• _Component data from apps and pages_:
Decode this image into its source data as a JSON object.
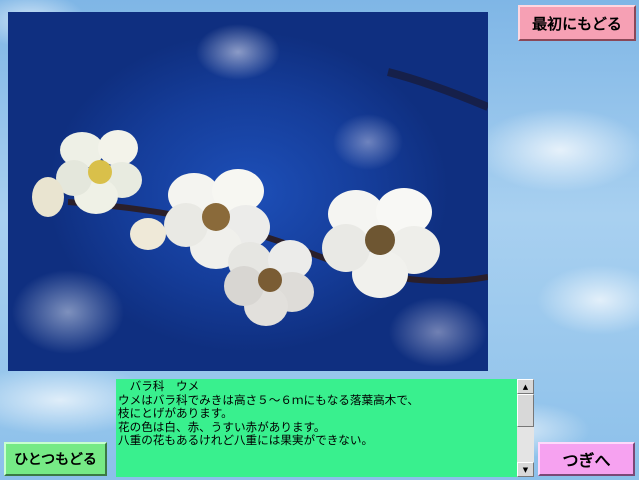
{
  "buttons": {
    "start_over": "最初にもどる",
    "back": "ひとつもどる",
    "next": "つぎへ"
  },
  "description": {
    "lines": [
      "　バラ科　ウメ",
      "",
      "ウメはバラ科でみきは高さ５～６ｍにもなる落葉高木で、",
      "枝にとげがあります。",
      "花の色は白、赤、うすい赤があります。",
      "八重の花もあるけれど八重には果実ができない。"
    ]
  },
  "scrollbar": {
    "up_arrow": "▲",
    "down_arrow": "▼"
  },
  "colors": {
    "start_button": "#f6a0b4",
    "back_button": "#76ea86",
    "next_button": "#f6a2f0",
    "text_panel": "#39f08e"
  }
}
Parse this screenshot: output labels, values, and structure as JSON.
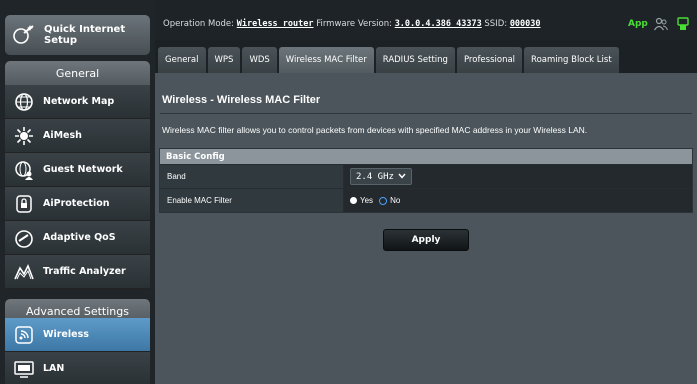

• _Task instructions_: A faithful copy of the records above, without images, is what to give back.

• _Solution for this exercise_:
Decode this image into its source data as a JSON object.
{
  "buttons": {
    "start_over": "最初にもどる",
    "back": "ひとつもどる",
    "next": "つぎへ"
  },
  "description": {
    "lines": [
      "　バラ科　ウメ",
      "",
      "ウメはバラ科でみきは高さ５～６ｍにもなる落葉高木で、",
      "枝にとげがあります。",
      "花の色は白、赤、うすい赤があります。",
      "八重の花もあるけれど八重には果実ができない。"
    ]
  },
  "scrollbar": {
    "up_arrow": "▲",
    "down_arrow": "▼"
  },
  "colors": {
    "start_button": "#f6a0b4",
    "back_button": "#76ea86",
    "next_button": "#f6a2f0",
    "text_panel": "#39f08e"
  }
}
Parse this screenshot: output labels, values, and structure as JSON.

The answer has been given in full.